Oprah Winfrey 'racism row' a 'misunderstanding'

10.08.2013 04:30

The owner of a shop in Zurich where
US talk show host Oprah Winfrey says
she encountered racism has called
the incident a "misunderstanding".
Winfrey, one of the world's richest
women, claimed an assistant refused to
serve her in an upmarket handbag shop.
She was apparently told one of the bags
on display was "too expensive" for her.
Shop owner Trudie Gotz told the BBC
that Winfrey was "absolutely allowed" to
look at the $35,000 (£22,500) bag,
which was kept behind a screen.
"My salesperson wanted to give her the
handbag in her hand. But she didn't
want to take the bag," claimed Gotz.
She said her assistant had worked in the
Trois Pommes store "for a few years and
takes care of the most spoilt customers
from all over the world", adding, "she is
really a correct sales person".
'Didn't understand'
Winfrey, who stars in Lee Daniels' new
film The Butler, visited Zurich last month
to attend singer Tina Turner's wedding.
Her programme The Oprah Winfrey
Show is not shown in Switzerland.
Speaking to US TV show Entertainment
Tonight , she said: "I go into a store and I
say to the woman, 'Excuse me, may I see
the bag right above your head?' and she
says to me, 'No. It's too expensive.'"
The star made an estimated $77m last year
When Winfrey insisted, the shop assistant

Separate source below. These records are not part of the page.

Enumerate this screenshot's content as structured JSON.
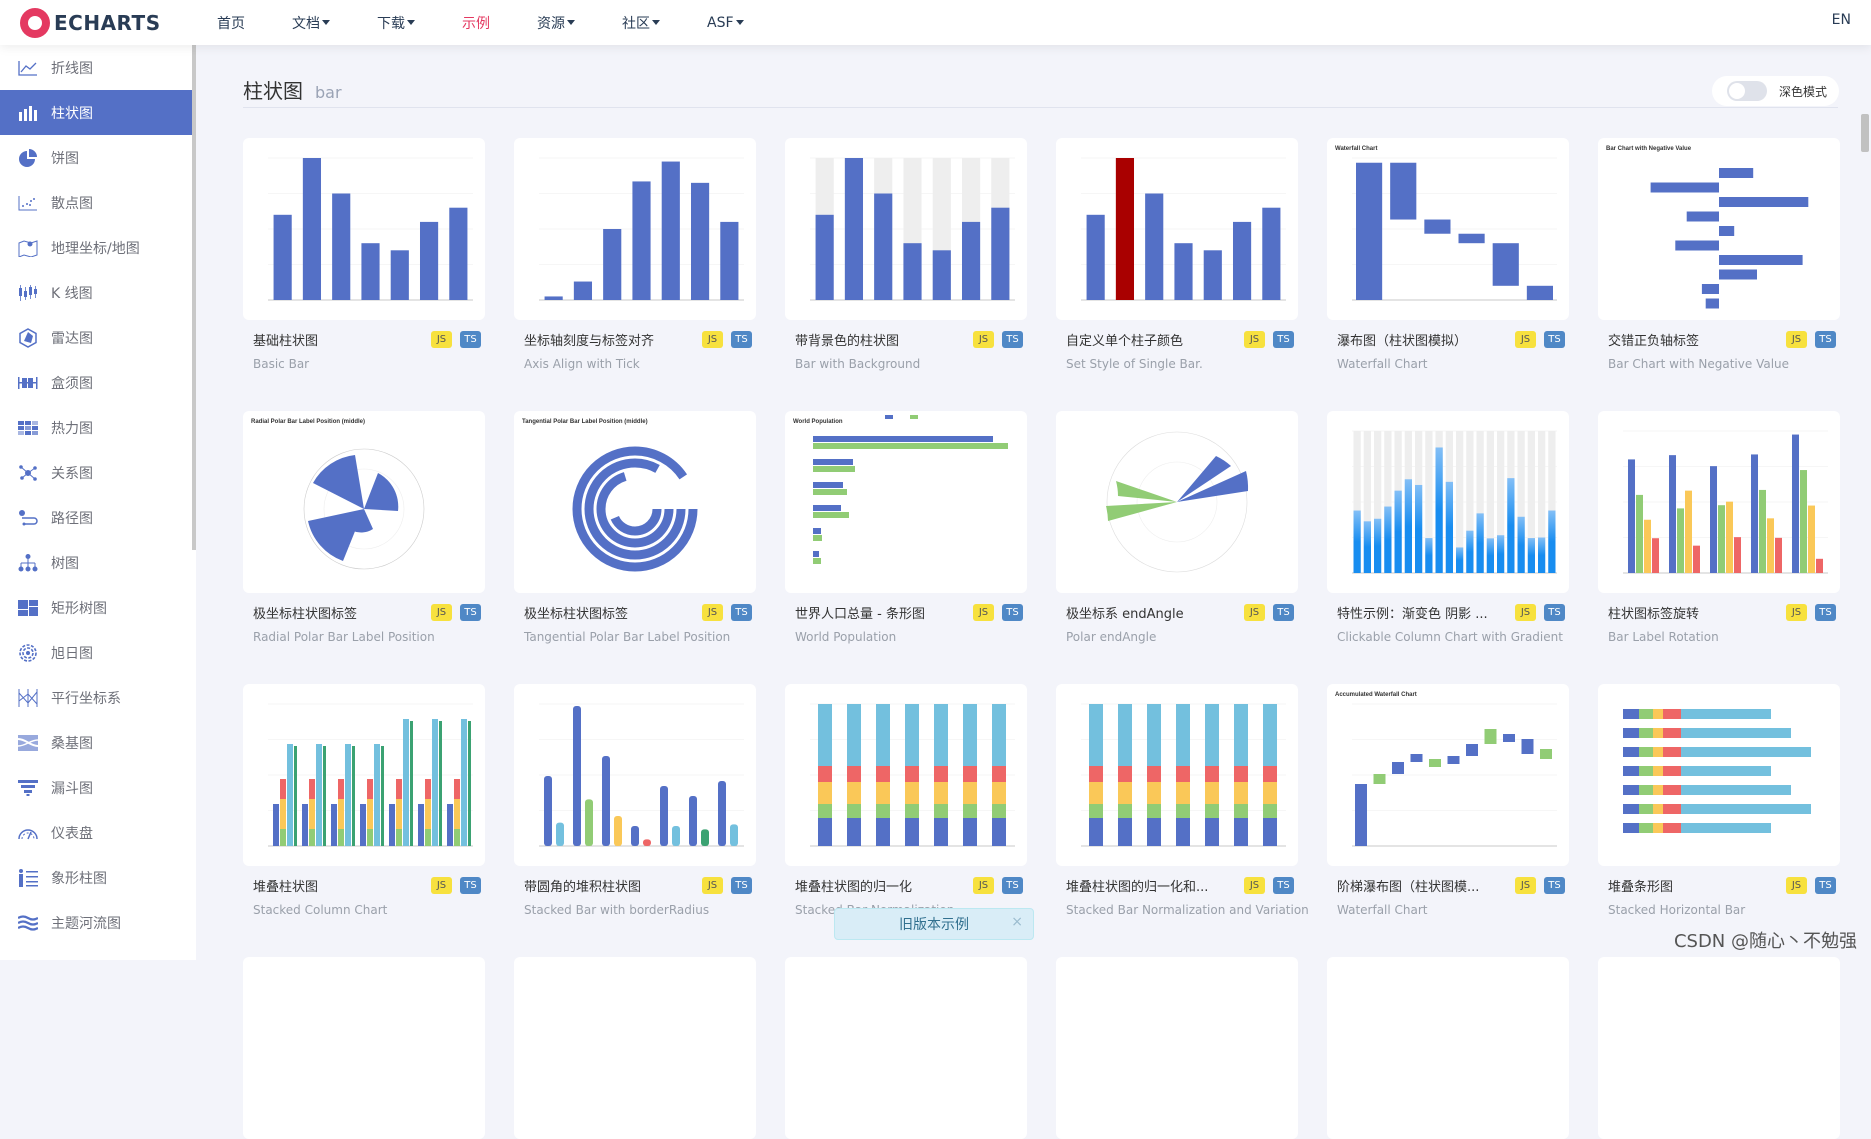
{
  "header": {
    "logo_text": "ECHARTS",
    "nav": [
      {
        "label": "首页",
        "dropdown": false,
        "active": false
      },
      {
        "label": "文档",
        "dropdown": true,
        "active": false
      },
      {
        "label": "下载",
        "dropdown": true,
        "active": false
      },
      {
        "label": "示例",
        "dropdown": false,
        "active": true
      },
      {
        "label": "资源",
        "dropdown": true,
        "active": false
      },
      {
        "label": "社区",
        "dropdown": true,
        "active": false
      },
      {
        "label": "ASF",
        "dropdown": true,
        "active": false
      }
    ],
    "lang": "EN"
  },
  "sidebar": {
    "items": [
      {
        "label": "折线图",
        "icon": "line-chart-icon"
      },
      {
        "label": "柱状图",
        "icon": "bar-chart-icon",
        "active": true
      },
      {
        "label": "饼图",
        "icon": "pie-chart-icon"
      },
      {
        "label": "散点图",
        "icon": "scatter-icon"
      },
      {
        "label": "地理坐标/地图",
        "icon": "map-icon"
      },
      {
        "label": "K 线图",
        "icon": "candlestick-icon"
      },
      {
        "label": "雷达图",
        "icon": "radar-icon"
      },
      {
        "label": "盒须图",
        "icon": "boxplot-icon"
      },
      {
        "label": "热力图",
        "icon": "heatmap-icon"
      },
      {
        "label": "关系图",
        "icon": "graph-icon"
      },
      {
        "label": "路径图",
        "icon": "lines-icon"
      },
      {
        "label": "树图",
        "icon": "tree-icon"
      },
      {
        "label": "矩形树图",
        "icon": "treemap-icon"
      },
      {
        "label": "旭日图",
        "icon": "sunburst-icon"
      },
      {
        "label": "平行坐标系",
        "icon": "parallel-icon"
      },
      {
        "label": "桑基图",
        "icon": "sankey-icon"
      },
      {
        "label": "漏斗图",
        "icon": "funnel-icon"
      },
      {
        "label": "仪表盘",
        "icon": "gauge-icon"
      },
      {
        "label": "象形柱图",
        "icon": "pictorial-bar-icon"
      },
      {
        "label": "主题河流图",
        "icon": "theme-river-icon"
      }
    ]
  },
  "main": {
    "title_cn": "柱状图",
    "title_en": "bar",
    "dark_mode_label": "深色模式",
    "dark_mode_on": false,
    "badge_js": "JS",
    "badge_ts": "TS",
    "cards": [
      {
        "cn": "基础柱状图",
        "en": "Basic Bar",
        "thumb": "basic"
      },
      {
        "cn": "坐标轴刻度与标签对齐",
        "en": "Axis Align with Tick",
        "thumb": "align"
      },
      {
        "cn": "带背景色的柱状图",
        "en": "Bar with Background",
        "thumb": "background"
      },
      {
        "cn": "自定义单个柱子颜色",
        "en": "Set Style of Single Bar.",
        "thumb": "single"
      },
      {
        "cn": "瀑布图（柱状图模拟）",
        "en": "Waterfall Chart",
        "thumb": "waterfall"
      },
      {
        "cn": "交错正负轴标签",
        "en": "Bar Chart with Negative Value",
        "thumb": "negative"
      },
      {
        "cn": "极坐标柱状图标签",
        "en": "Radial Polar Bar Label Position",
        "thumb": "radial"
      },
      {
        "cn": "极坐标柱状图标签",
        "en": "Tangential Polar Bar Label Position",
        "thumb": "tangential"
      },
      {
        "cn": "世界人口总量 - 条形图",
        "en": "World Population",
        "thumb": "population"
      },
      {
        "cn": "极坐标系 endAngle",
        "en": "Polar endAngle",
        "thumb": "polar"
      },
      {
        "cn": "特性示例：渐变色 阴影 ...",
        "en": "Clickable Column Chart with Gradient",
        "thumb": "gradient"
      },
      {
        "cn": "柱状图标签旋转",
        "en": "Bar Label Rotation",
        "thumb": "rotation"
      },
      {
        "cn": "堆叠柱状图",
        "en": "Stacked Column Chart",
        "thumb": "stacked"
      },
      {
        "cn": "带圆角的堆积柱状图",
        "en": "Stacked Bar with borderRadius",
        "thumb": "rounded"
      },
      {
        "cn": "堆叠柱状图的归一化",
        "en": "Stacked Bar Normalization",
        "thumb": "normal"
      },
      {
        "cn": "堆叠柱状图的归一化和...",
        "en": "Stacked Bar Normalization and Variation",
        "thumb": "normal"
      },
      {
        "cn": "阶梯瀑布图（柱状图模...",
        "en": "Waterfall Chart",
        "thumb": "stepwater"
      },
      {
        "cn": "堆叠条形图",
        "en": "Stacked Horizontal Bar",
        "thumb": "hstack"
      }
    ],
    "thumb_titles": {
      "waterfall": "Waterfall Chart",
      "negative": "Bar Chart with Negative Value",
      "radial": "Radial Polar Bar Label Position (middle)",
      "tangential": "Tangential Polar Bar Label Position (middle)",
      "population": "World Population",
      "stepwater": "Accumulated Waterfall Chart"
    }
  },
  "toast": {
    "label": "旧版本示例",
    "close": "×"
  },
  "watermark": "CSDN @随心丶不勉强",
  "colors": {
    "accent": "#5470c6",
    "active_nav": "#e43961",
    "highlight_bar": "#a90000"
  }
}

allegedly replied: "No, no you don't want
to see that one, you want to see this one
because that one will cost too much.
You will not be able to afford that."
The star said she left the shop calmly
without arguing, but that the experience
was proof that racism continues to be a
problem.
"There's two different ways to handle it,"
she said.
"I could've had the whole blow-up
thing... but it still exists, of course it
does."
Ms Gotz did not call into question
Winfrey's perception of the events.
"I didn't take care of [Winfrey]. I'm sure
she felt like this - but my salesgirl
promised me she took care of [her]
really the best she could. So it must have
been a misunderstanding," she said.
Ms Gotz said her assistant spoke both
Italian and English, "but her English isn't
as good".
"She tried to show Mrs Oprah the same
style in other qualities, because maybe
she didn't understand what she wanted."
Winfrey's claims come amid a political
row over plans by some Swiss towns to
ban asylum-seekers from some public
places.
The BBC's Imogen Foulkes in Berne says
human rights groups have likened the
plans - which include banning asylum-
seekers from swimming pools, playing
fields and libraries - to apartheid.
Officials say the curbs, which will also
see asylum-seekers housed in special
centres, are aimed at preventing tensions
with residents.
About 48,000 people are currently
seeking asylum in Switzerland. It has
twice as many asylum seekers as the
European average.
Winfrey's interview is a public relations
disaster for Switzerland, our
correspondent says.